At their height, with 90% penetration of U.S. TV homes, VCRs only accounted for about 5% of prime-time rating points. DVRs, on the other hand, typically account for more than half of all viewing to original scripted series, both on broadcast and cable networks.
Most people in the industry don’t even look at live ratings anymore, and they are almost never reported in the press. Even discussions of delayed viewing typically compare those stats to Live + Same Day data. While C3 and sometimes C7 are used for the buying and selling of TV commercial time, these “C” streams of data don’t tell us how many viewers are exposed to the ads.
Research should focus on the differences in commercial impact between live and time-shifted viewing. I’ve conducted research showing that brand message recall is about three times higher among live viewers. Given that virtually every study regarding DVRs that I’ve ever seen has shown that about three-quarters of DVR viewers claim to fast-forward though commercials always or often, this 3:1 ratio makes perfect sense.
Since broadcast networks have a much higher percentage of their schedules as original scripted series, they track significantly more DVR usage and delayed viewing. During the Q4 2016, for example, the percentage of prime-time live viewing among adults 18-49 ranged from 74% for CW to 84% for NBC.
For the most part, broadcast networks are so much higher-rated than cable networks, that it isn’t particularly relevant to compare them in terms of live viewing. It has more relevance when comparing cable networks to one another (since only three- or four-tenths of a rating point separates the top 40 rated cable entertainment networks in prime time).
Networks that air mostly off-network series, namely Nick-at-Nite, ION, Adult Swim, and TV Land, lead the way in live viewing, with 95% or more of their prime-time viewing among adults 18-49 and 25-54 being live. BET, FXX, Freeform, TBS, Animal Planet, TNT, HGTV, and TruTV have more than 90% of their prime-time audiences live.
Nielsen now releases extensive data for days eight to 35 after the initial broadcast. I had a chance to glimpse some broadcast network data for a week in December. While obviously not representative of the full season, it does provide a snapshot. For regularly scheduled prime-time series, about 15% had a lift beyond seven days of 10%-14%, and 55% had a lift of 5%-9%. That’s significant. Roughly 30% had a lift of less than 5%. I did not see data for cable networks, but I have little doubt that most original scripted cable series likely demonstrate lifts of more than 5%.
The bottom line here is that as everyone is so focused on viewing to other screens, it’s easy to lose sight of the fact that there’s still more traditional TV viewing on in-home television set than on all other screens combined.
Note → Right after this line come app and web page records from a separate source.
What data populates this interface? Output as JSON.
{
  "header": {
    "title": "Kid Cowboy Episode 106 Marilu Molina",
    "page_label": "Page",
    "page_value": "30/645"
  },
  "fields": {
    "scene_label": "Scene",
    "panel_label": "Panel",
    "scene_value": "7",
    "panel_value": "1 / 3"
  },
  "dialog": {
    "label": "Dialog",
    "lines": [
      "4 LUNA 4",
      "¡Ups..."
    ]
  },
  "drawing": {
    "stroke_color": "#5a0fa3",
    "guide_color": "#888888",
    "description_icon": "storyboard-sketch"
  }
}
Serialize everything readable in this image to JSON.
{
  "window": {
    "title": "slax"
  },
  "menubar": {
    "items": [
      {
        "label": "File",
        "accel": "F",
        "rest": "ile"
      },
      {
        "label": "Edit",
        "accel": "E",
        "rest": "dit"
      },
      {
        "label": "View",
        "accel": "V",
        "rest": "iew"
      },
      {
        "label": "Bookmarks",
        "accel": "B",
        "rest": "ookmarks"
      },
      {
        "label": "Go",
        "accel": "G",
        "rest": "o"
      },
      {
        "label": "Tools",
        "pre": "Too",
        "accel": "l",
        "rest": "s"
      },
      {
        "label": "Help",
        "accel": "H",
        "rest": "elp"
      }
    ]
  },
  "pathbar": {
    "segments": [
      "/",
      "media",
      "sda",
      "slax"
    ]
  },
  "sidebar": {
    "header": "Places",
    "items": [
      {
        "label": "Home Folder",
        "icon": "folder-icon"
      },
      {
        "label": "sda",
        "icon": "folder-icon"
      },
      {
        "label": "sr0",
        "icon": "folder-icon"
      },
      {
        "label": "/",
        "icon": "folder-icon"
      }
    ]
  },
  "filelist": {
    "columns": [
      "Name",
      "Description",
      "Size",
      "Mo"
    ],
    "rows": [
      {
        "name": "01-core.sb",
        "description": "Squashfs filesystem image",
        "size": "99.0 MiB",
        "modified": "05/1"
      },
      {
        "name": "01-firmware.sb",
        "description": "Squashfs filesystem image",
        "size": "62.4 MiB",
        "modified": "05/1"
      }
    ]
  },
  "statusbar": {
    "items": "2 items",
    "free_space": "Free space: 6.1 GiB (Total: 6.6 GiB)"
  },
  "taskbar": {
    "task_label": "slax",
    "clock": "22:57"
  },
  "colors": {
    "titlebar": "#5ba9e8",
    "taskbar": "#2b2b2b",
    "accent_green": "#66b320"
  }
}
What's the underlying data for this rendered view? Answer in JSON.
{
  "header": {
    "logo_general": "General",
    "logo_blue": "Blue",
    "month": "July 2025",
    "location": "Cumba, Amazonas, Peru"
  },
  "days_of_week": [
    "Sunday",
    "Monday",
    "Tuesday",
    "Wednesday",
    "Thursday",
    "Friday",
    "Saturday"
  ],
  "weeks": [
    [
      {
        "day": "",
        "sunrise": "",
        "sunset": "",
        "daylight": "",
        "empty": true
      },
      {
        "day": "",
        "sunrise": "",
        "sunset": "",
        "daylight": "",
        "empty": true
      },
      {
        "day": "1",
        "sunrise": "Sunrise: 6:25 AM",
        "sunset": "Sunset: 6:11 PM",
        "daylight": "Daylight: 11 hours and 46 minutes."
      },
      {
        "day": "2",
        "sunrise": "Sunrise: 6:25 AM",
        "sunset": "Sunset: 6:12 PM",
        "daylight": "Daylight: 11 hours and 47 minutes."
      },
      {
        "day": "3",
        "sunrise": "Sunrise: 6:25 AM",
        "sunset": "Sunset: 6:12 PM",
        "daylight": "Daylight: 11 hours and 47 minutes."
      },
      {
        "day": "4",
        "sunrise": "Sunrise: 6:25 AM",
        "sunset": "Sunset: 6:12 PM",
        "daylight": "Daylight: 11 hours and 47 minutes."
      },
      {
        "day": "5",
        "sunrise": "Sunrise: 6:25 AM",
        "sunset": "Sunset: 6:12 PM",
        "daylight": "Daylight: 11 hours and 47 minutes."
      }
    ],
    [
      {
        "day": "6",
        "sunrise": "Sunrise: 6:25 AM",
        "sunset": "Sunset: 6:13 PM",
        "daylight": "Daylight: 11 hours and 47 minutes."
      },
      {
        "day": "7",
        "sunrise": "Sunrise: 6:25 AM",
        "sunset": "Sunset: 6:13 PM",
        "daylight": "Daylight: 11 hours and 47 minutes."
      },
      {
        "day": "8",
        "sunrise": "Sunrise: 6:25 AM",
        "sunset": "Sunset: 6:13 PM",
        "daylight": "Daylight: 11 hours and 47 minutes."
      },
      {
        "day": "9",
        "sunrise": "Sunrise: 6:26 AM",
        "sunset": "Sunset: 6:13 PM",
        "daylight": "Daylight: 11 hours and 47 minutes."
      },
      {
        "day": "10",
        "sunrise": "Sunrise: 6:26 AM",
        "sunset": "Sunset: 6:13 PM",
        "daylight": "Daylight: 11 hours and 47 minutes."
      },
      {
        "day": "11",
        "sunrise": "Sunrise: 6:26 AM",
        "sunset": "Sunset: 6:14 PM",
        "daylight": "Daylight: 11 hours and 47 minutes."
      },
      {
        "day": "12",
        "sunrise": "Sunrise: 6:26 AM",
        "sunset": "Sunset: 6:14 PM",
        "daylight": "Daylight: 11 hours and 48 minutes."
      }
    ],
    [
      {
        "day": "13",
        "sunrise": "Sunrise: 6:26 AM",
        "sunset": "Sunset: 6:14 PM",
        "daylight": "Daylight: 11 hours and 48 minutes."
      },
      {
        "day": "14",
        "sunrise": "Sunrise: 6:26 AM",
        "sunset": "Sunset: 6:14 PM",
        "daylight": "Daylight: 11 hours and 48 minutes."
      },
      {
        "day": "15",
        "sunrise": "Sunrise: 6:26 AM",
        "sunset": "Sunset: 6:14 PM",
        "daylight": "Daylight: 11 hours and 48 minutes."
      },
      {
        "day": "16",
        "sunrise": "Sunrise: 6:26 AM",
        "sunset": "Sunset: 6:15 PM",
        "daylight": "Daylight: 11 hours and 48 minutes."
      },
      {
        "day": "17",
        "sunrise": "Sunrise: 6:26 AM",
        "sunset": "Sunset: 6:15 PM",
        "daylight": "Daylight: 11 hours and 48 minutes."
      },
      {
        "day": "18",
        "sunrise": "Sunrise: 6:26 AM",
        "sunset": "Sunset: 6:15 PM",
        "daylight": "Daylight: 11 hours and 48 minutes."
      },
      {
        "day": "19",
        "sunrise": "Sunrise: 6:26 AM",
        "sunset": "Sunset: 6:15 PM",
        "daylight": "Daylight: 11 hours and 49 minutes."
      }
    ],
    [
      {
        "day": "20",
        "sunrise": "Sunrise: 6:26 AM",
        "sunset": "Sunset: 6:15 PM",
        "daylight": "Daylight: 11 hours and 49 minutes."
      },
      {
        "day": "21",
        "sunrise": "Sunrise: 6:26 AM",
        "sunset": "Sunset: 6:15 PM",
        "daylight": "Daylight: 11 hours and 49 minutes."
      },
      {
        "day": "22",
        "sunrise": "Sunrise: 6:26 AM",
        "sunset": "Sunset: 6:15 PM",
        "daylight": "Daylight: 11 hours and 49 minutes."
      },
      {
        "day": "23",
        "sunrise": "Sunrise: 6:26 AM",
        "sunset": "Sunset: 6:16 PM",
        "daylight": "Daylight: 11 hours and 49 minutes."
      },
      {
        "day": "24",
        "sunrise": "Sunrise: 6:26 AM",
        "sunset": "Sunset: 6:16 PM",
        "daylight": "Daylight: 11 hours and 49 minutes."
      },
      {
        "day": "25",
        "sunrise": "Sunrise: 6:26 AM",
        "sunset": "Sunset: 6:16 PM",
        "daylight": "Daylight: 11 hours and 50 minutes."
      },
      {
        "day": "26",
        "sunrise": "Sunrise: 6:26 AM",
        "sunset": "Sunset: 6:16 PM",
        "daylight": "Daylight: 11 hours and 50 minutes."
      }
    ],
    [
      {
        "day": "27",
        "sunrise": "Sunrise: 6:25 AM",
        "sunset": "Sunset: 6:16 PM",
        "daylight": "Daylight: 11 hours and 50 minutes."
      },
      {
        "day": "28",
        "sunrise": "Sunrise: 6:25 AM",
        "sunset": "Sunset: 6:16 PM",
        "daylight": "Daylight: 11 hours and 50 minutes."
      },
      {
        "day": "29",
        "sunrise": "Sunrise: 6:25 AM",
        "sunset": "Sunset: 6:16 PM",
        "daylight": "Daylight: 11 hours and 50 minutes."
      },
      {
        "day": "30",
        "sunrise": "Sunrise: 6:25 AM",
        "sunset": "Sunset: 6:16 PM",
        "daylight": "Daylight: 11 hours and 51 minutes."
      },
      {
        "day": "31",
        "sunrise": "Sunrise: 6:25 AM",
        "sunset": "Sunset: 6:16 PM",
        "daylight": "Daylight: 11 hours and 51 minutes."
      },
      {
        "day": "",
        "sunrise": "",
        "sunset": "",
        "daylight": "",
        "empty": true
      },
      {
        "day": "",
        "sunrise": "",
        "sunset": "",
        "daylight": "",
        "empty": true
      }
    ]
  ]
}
More and more viewing is not done live, particularly in prime time.
While we continue to see industry research into whether or not advertising works (hint, it does), whether or not advertising on multiple platforms increases sales (hint, it does), there is virtually nothing on the impact of live versus DVR or other types of delayed viewing. It’s not hard to do. I’d love to see something on this come from the Advertising Research Foundation, the Coalition for Innovative Media Measurement, or the Council for Research Excellence.